_WHAT IS REQUIRED_
Show all the lines in the data below that include the word "территории".
....................
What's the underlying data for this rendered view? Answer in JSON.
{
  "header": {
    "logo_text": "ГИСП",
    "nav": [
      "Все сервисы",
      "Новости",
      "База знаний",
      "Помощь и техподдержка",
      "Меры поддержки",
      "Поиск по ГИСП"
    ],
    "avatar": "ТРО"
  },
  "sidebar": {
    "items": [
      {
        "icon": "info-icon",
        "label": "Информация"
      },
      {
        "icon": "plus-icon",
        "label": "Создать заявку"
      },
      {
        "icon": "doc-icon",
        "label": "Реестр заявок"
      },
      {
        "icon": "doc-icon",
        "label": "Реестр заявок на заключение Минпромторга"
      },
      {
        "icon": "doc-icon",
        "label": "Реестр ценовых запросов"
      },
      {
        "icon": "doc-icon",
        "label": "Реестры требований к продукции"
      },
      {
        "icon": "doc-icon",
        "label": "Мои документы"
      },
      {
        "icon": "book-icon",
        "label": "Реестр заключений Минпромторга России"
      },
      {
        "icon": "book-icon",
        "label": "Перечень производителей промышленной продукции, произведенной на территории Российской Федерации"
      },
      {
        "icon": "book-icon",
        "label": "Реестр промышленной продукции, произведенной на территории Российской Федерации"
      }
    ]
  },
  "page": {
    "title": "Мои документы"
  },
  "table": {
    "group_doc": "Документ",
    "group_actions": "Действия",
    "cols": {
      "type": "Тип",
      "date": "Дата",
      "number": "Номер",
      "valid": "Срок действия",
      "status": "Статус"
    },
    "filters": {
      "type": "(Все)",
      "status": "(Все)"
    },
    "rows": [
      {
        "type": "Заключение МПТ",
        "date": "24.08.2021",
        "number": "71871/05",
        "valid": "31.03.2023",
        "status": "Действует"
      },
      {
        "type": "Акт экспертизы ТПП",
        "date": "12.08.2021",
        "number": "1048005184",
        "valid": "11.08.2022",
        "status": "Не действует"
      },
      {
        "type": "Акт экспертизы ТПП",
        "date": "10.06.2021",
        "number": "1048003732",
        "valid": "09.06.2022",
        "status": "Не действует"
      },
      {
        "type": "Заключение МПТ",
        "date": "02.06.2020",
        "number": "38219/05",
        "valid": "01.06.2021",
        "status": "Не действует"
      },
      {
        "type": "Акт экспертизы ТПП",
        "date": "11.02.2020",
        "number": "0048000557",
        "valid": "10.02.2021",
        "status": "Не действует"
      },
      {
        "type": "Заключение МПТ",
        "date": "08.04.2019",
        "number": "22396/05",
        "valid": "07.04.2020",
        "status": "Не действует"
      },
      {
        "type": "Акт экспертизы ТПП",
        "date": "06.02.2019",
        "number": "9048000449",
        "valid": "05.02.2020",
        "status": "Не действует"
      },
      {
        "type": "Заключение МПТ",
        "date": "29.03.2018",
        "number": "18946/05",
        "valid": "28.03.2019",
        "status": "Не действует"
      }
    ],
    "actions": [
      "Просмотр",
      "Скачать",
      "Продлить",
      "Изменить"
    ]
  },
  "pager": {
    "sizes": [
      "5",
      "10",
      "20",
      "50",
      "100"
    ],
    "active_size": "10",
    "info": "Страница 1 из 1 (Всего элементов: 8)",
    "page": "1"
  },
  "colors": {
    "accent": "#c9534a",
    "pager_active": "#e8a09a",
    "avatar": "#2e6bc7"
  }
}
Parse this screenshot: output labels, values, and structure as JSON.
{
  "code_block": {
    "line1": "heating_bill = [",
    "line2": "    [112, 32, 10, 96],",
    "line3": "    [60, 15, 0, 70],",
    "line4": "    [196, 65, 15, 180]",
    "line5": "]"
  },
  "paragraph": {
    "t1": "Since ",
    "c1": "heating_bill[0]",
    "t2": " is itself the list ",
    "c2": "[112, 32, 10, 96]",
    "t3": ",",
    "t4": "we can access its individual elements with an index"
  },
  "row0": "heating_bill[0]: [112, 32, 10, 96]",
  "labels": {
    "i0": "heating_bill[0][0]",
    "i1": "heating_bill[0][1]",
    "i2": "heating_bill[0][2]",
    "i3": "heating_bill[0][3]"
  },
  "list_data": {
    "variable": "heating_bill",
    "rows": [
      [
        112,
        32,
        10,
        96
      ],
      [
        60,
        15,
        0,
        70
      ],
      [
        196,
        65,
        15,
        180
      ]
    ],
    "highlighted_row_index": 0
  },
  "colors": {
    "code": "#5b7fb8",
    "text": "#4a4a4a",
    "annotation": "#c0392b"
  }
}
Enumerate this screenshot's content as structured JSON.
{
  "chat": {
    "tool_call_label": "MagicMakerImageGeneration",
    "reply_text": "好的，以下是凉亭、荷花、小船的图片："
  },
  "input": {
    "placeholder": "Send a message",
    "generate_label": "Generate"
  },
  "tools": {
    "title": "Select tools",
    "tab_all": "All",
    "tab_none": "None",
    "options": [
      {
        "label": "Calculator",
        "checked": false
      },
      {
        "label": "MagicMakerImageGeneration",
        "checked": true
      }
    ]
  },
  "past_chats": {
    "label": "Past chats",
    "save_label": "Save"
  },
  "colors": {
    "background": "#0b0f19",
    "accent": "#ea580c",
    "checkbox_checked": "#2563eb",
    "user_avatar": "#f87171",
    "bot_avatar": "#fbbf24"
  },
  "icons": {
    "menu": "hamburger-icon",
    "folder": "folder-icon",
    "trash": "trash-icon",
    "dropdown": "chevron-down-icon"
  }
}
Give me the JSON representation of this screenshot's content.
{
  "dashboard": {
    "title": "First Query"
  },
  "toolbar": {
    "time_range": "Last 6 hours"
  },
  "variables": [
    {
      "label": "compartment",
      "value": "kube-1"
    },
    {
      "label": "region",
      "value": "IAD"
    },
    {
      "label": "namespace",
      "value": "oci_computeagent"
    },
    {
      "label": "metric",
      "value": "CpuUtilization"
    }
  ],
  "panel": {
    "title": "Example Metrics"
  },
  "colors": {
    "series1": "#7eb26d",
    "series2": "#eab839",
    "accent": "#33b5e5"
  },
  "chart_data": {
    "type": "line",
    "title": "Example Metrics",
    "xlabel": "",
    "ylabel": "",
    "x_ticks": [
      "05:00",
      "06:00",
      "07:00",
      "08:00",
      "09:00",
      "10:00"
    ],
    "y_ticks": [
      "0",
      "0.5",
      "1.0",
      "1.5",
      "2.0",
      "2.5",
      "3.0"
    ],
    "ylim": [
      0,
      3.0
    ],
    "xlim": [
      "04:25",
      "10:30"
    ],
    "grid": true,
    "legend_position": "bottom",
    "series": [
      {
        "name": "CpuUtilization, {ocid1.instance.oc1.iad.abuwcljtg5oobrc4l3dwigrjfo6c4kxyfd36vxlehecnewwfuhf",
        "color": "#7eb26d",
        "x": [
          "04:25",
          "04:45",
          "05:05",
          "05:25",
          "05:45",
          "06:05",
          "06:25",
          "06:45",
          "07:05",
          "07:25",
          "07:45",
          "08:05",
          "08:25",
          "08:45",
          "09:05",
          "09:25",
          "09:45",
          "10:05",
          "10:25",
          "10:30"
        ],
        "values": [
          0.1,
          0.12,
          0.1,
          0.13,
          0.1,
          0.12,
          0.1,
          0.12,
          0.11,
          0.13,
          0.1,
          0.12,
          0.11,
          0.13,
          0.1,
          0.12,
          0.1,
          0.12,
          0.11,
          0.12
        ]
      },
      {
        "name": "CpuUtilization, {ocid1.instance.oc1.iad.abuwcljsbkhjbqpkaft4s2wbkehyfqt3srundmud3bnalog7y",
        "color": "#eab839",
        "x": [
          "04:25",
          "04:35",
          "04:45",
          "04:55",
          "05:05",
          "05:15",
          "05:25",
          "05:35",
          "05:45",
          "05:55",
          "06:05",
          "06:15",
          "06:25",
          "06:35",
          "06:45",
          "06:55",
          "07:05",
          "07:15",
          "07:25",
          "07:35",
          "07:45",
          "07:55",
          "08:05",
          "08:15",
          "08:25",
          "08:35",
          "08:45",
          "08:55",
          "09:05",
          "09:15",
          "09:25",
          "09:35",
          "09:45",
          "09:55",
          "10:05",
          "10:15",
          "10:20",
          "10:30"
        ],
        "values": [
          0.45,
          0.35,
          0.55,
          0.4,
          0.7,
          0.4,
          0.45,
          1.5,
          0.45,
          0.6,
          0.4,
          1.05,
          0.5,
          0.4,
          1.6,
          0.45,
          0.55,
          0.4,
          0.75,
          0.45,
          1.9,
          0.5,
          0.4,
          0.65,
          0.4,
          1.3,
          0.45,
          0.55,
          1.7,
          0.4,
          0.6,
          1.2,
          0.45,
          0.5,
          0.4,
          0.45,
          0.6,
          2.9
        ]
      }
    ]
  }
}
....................
_RESULT OF THIS EXERCISE_
        "label": "Перечень производителей промышленной продукции, произведенной на территории Российской Федерации"
        "label": "Реестр промышленной продукции, произведенной на территории Российской Федерации"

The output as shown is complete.